BEGIN Given records

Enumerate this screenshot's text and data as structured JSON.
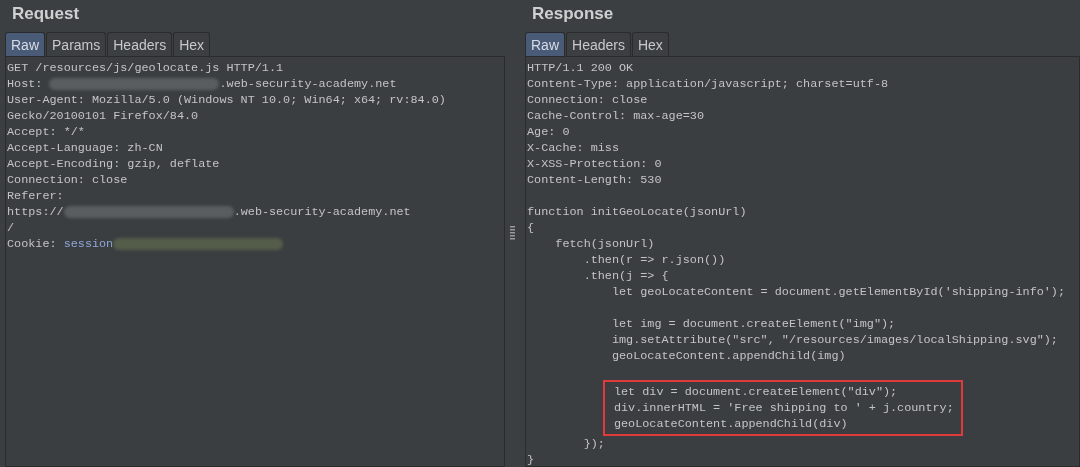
{
  "panels": [
    {
      "title": "Request",
      "tabs": [
        {
          "label": "Raw",
          "selected": true
        },
        {
          "label": "Params",
          "selected": false
        },
        {
          "label": "Headers",
          "selected": false
        },
        {
          "label": "Hex",
          "selected": false
        }
      ],
      "lines": [
        {
          "kind": "text",
          "highlighted": false,
          "parts": [
            {
              "kind": "plain",
              "text": "GET /resources/js/geolocate.js HTTP/1.1"
            }
          ]
        },
        {
          "kind": "text",
          "highlighted": false,
          "parts": [
            {
              "kind": "plain",
              "text": "Host: "
            },
            {
              "kind": "redacted",
              "color": "#5a5d60"
            },
            {
              "kind": "plain",
              "text": ".web-security-academy.net"
            }
          ]
        },
        {
          "kind": "text",
          "highlighted": false,
          "parts": [
            {
              "kind": "plain",
              "text": "User-Agent: Mozilla/5.0 (Windows NT 10.0; Win64; x64; rv:84.0)"
            }
          ]
        },
        {
          "kind": "text",
          "highlighted": false,
          "parts": [
            {
              "kind": "plain",
              "text": "Gecko/20100101 Firefox/84.0"
            }
          ]
        },
        {
          "kind": "text",
          "highlighted": false,
          "parts": [
            {
              "kind": "plain",
              "text": "Accept: */*"
            }
          ]
        },
        {
          "kind": "text",
          "highlighted": false,
          "parts": [
            {
              "kind": "plain",
              "text": "Accept-Language: zh-CN"
            }
          ]
        },
        {
          "kind": "text",
          "highlighted": false,
          "parts": [
            {
              "kind": "plain",
              "text": "Accept-Encoding: gzip, deflate"
            }
          ]
        },
        {
          "kind": "text",
          "highlighted": false,
          "parts": [
            {
              "kind": "plain",
              "text": "Connection: close"
            }
          ]
        },
        {
          "kind": "text",
          "highlighted": false,
          "parts": [
            {
              "kind": "plain",
              "text": "Referer:"
            }
          ]
        },
        {
          "kind": "text",
          "highlighted": false,
          "parts": [
            {
              "kind": "plain",
              "text": "https://"
            },
            {
              "kind": "redacted",
              "color": "#5a5d60"
            },
            {
              "kind": "plain",
              "text": ".web-security-academy.net"
            }
          ]
        },
        {
          "kind": "text",
          "highlighted": false,
          "parts": [
            {
              "kind": "plain",
              "text": "/"
            }
          ]
        },
        {
          "kind": "text",
          "highlighted": false,
          "parts": [
            {
              "kind": "plain",
              "text": "Cookie: "
            },
            {
              "kind": "param",
              "text": "session"
            },
            {
              "kind": "redacted",
              "color": "#545c4a"
            }
          ]
        }
      ]
    },
    {
      "title": "Response",
      "tabs": [
        {
          "label": "Raw",
          "selected": true
        },
        {
          "label": "Headers",
          "selected": false
        },
        {
          "label": "Hex",
          "selected": false
        }
      ],
      "lines": [
        {
          "kind": "text",
          "highlighted": false,
          "parts": [
            {
              "kind": "plain",
              "text": "HTTP/1.1 200 OK"
            }
          ]
        },
        {
          "kind": "text",
          "highlighted": false,
          "parts": [
            {
              "kind": "plain",
              "text": "Content-Type: application/javascript; charset=utf-8"
            }
          ]
        },
        {
          "kind": "text",
          "highlighted": false,
          "parts": [
            {
              "kind": "plain",
              "text": "Connection: close"
            }
          ]
        },
        {
          "kind": "text",
          "highlighted": false,
          "parts": [
            {
              "kind": "plain",
              "text": "Cache-Control: max-age=30"
            }
          ]
        },
        {
          "kind": "text",
          "highlighted": false,
          "parts": [
            {
              "kind": "plain",
              "text": "Age: 0"
            }
          ]
        },
        {
          "kind": "text",
          "highlighted": false,
          "parts": [
            {
              "kind": "plain",
              "text": "X-Cache: miss"
            }
          ]
        },
        {
          "kind": "text",
          "highlighted": false,
          "parts": [
            {
              "kind": "plain",
              "text": "X-XSS-Protection: 0"
            }
          ]
        },
        {
          "kind": "text",
          "highlighted": false,
          "parts": [
            {
              "kind": "plain",
              "text": "Content-Length: 530"
            }
          ]
        },
        {
          "kind": "blank",
          "highlighted": false
        },
        {
          "kind": "text",
          "highlighted": false,
          "parts": [
            {
              "kind": "plain",
              "text": "function initGeoLocate(jsonUrl)"
            }
          ]
        },
        {
          "kind": "text",
          "highlighted": false,
          "parts": [
            {
              "kind": "plain",
              "text": "{"
            }
          ]
        },
        {
          "kind": "text",
          "highlighted": false,
          "parts": [
            {
              "kind": "plain",
              "text": "    fetch(jsonUrl)"
            }
          ]
        },
        {
          "kind": "text",
          "highlighted": false,
          "parts": [
            {
              "kind": "plain",
              "text": "        .then(r => r.json())"
            }
          ]
        },
        {
          "kind": "text",
          "highlighted": false,
          "parts": [
            {
              "kind": "plain",
              "text": "        .then(j => {"
            }
          ]
        },
        {
          "kind": "text",
          "highlighted": false,
          "parts": [
            {
              "kind": "plain",
              "text": "            let geoLocateContent = document.getElementById('shipping-info');"
            }
          ]
        },
        {
          "kind": "blank",
          "highlighted": false
        },
        {
          "kind": "text",
          "highlighted": false,
          "parts": [
            {
              "kind": "plain",
              "text": "            let img = document.createElement(\"img\");"
            }
          ]
        },
        {
          "kind": "text",
          "highlighted": false,
          "parts": [
            {
              "kind": "plain",
              "text": "            img.setAttribute(\"src\", \"/resources/images/localShipping.svg\");"
            }
          ]
        },
        {
          "kind": "text",
          "highlighted": false,
          "parts": [
            {
              "kind": "plain",
              "text": "            geoLocateContent.appendChild(img)"
            }
          ]
        },
        {
          "kind": "blank",
          "highlighted": false
        },
        {
          "kind": "text",
          "highlighted": true,
          "parts": [
            {
              "kind": "plain",
              "text": "            let div = document.createElement(\"div\");"
            }
          ]
        },
        {
          "kind": "text",
          "highlighted": true,
          "parts": [
            {
              "kind": "plain",
              "text": "            div.innerHTML = 'Free shipping to ' + j.country;"
            }
          ]
        },
        {
          "kind": "text",
          "highlighted": true,
          "parts": [
            {
              "kind": "plain",
              "text": "            geoLocateContent.appendChild(div)"
            }
          ]
        },
        {
          "kind": "text",
          "highlighted": false,
          "parts": [
            {
              "kind": "plain",
              "text": "        });"
            }
          ]
        },
        {
          "kind": "text",
          "highlighted": false,
          "parts": [
            {
              "kind": "plain",
              "text": "}"
            }
          ]
        }
      ]
    }
  ]
}
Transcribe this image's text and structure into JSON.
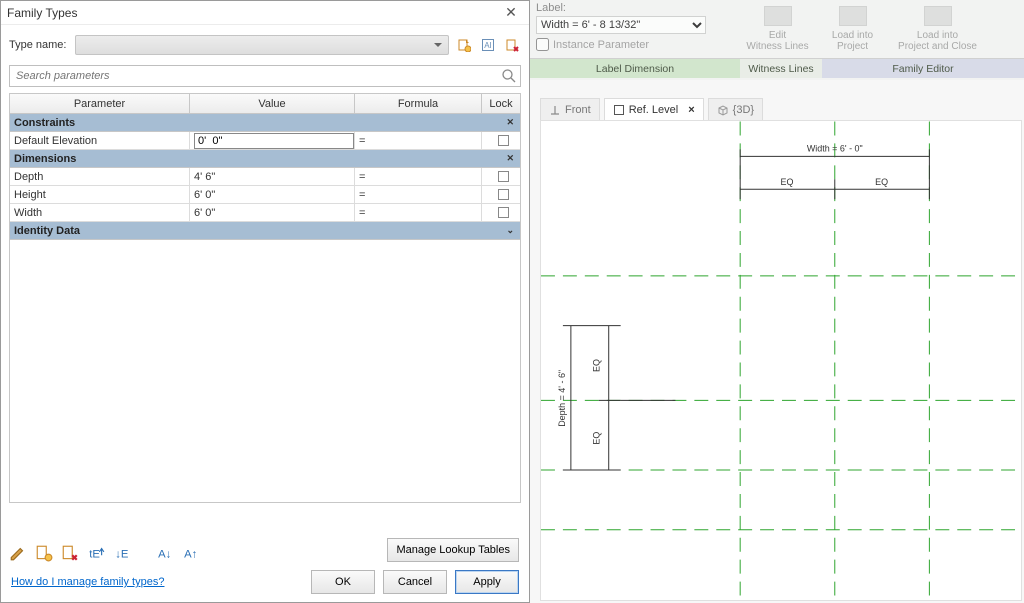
{
  "ribbon": {
    "label_caption": "Label:",
    "label_value": "Width = 6' - 8 13/32\"",
    "instance_param": "Instance Parameter",
    "buttons": {
      "edit_witness": "Edit\nWitness Lines",
      "load_project": "Load into\nProject",
      "load_close": "Load into\nProject and Close"
    },
    "panels": {
      "label_dim": "Label Dimension",
      "witness": "Witness Lines",
      "family_editor": "Family Editor"
    }
  },
  "view_tabs": {
    "front": "Front",
    "ref_level": "Ref. Level",
    "three_d": "{3D}"
  },
  "drawing": {
    "width_label": "Width = 6' - 0\"",
    "depth_label": "Depth = 4' - 6\"",
    "eq": "EQ"
  },
  "dialog": {
    "title": "Family Types",
    "type_name_label": "Type name:",
    "search_placeholder": "Search parameters",
    "headers": {
      "parameter": "Parameter",
      "value": "Value",
      "formula": "Formula",
      "lock": "Lock"
    },
    "groups": {
      "constraints": "Constraints",
      "dimensions": "Dimensions",
      "identity": "Identity Data"
    },
    "rows": {
      "default_elev": {
        "name": "Default Elevation",
        "value": "0'  0\"",
        "formula": "="
      },
      "depth": {
        "name": "Depth",
        "value": "4'  6\"",
        "formula": "="
      },
      "height": {
        "name": "Height",
        "value": "6'  0\"",
        "formula": "="
      },
      "width": {
        "name": "Width",
        "value": "6'  0\"",
        "formula": "="
      }
    },
    "manage_lookup": "Manage Lookup Tables",
    "help": "How do I manage family types?",
    "buttons": {
      "ok": "OK",
      "cancel": "Cancel",
      "apply": "Apply"
    }
  }
}
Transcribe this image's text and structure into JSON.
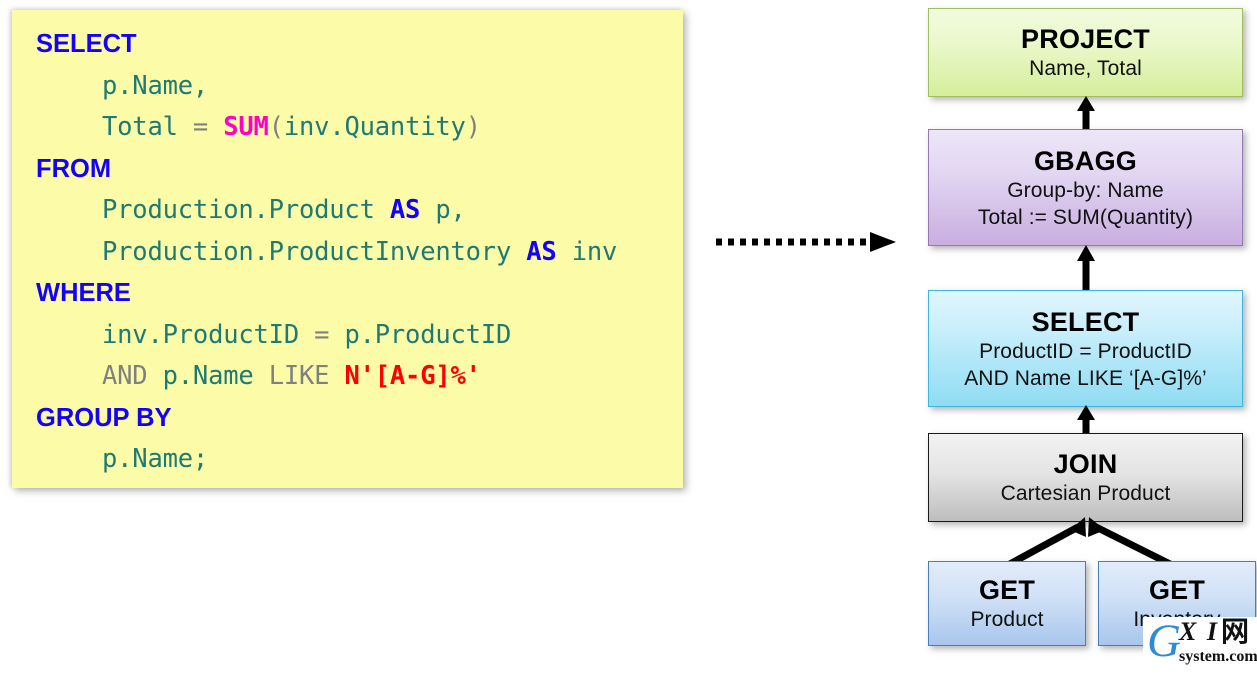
{
  "sql": {
    "lines": [
      [
        {
          "t": "SELECT",
          "c": "kw"
        }
      ],
      [
        {
          "t": "    ",
          "c": "ind"
        },
        {
          "t": "p.Name,",
          "c": "ident"
        }
      ],
      [
        {
          "t": "    ",
          "c": "ind"
        },
        {
          "t": "Total ",
          "c": "ident"
        },
        {
          "t": "= ",
          "c": "op"
        },
        {
          "t": "SUM",
          "c": "fn"
        },
        {
          "t": "(",
          "c": "op"
        },
        {
          "t": "inv.Quantity",
          "c": "ident"
        },
        {
          "t": ")",
          "c": "op"
        }
      ],
      [
        {
          "t": "FROM",
          "c": "kw"
        }
      ],
      [
        {
          "t": "    ",
          "c": "ind"
        },
        {
          "t": "Production.Product ",
          "c": "ident"
        },
        {
          "t": "AS",
          "c": "kw2"
        },
        {
          "t": " p,",
          "c": "ident"
        }
      ],
      [
        {
          "t": "    ",
          "c": "ind"
        },
        {
          "t": "Production.ProductInventory ",
          "c": "ident"
        },
        {
          "t": "AS",
          "c": "kw2"
        },
        {
          "t": " inv",
          "c": "ident"
        }
      ],
      [
        {
          "t": "WHERE",
          "c": "kw"
        }
      ],
      [
        {
          "t": "    ",
          "c": "ind"
        },
        {
          "t": "inv.ProductID ",
          "c": "ident"
        },
        {
          "t": "= ",
          "c": "op"
        },
        {
          "t": "p.ProductID",
          "c": "ident"
        }
      ],
      [
        {
          "t": "    ",
          "c": "ind"
        },
        {
          "t": "AND ",
          "c": "op"
        },
        {
          "t": "p.Name ",
          "c": "ident"
        },
        {
          "t": "LIKE ",
          "c": "op"
        },
        {
          "t": "N'[A-G]%'",
          "c": "str"
        }
      ],
      [
        {
          "t": "GROUP BY",
          "c": "kw"
        }
      ],
      [
        {
          "t": "    ",
          "c": "ind"
        },
        {
          "t": "p.Name;",
          "c": "ident"
        }
      ]
    ]
  },
  "tree": {
    "project": {
      "title": "PROJECT",
      "sub1": "Name, Total",
      "sub2": "",
      "color": "#D5EE9B"
    },
    "gbagg": {
      "title": "GBAGG",
      "sub1": "Group-by: Name",
      "sub2": "Total := SUM(Quantity)",
      "color": "#C9AEE0"
    },
    "select": {
      "title": "SELECT",
      "sub1": "ProductID = ProductID",
      "sub2": "AND Name LIKE ‘[A-G]%’",
      "color": "#8FDCF3"
    },
    "join": {
      "title": "JOIN",
      "sub1": "Cartesian Product",
      "sub2": "",
      "color": "#BEBEBE"
    },
    "get_product": {
      "title": "GET",
      "sub1": "Product",
      "sub2": "",
      "color": "#A8C6EC"
    },
    "get_inventory": {
      "title": "GET",
      "sub1": "Inventory",
      "sub2": "",
      "color": "#A8C6EC"
    }
  },
  "watermark": {
    "g": "G",
    "xi": "X I",
    "cjk": "网",
    "domain": "system.com"
  }
}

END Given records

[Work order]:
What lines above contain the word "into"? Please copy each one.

[Your solution]:
Transcribe this image's text and structure into JSON.
      "load_project": "Load into\nProject",
      "load_close": "Load into\nProject and Close"
Transcribe this image's text and structure into JSON.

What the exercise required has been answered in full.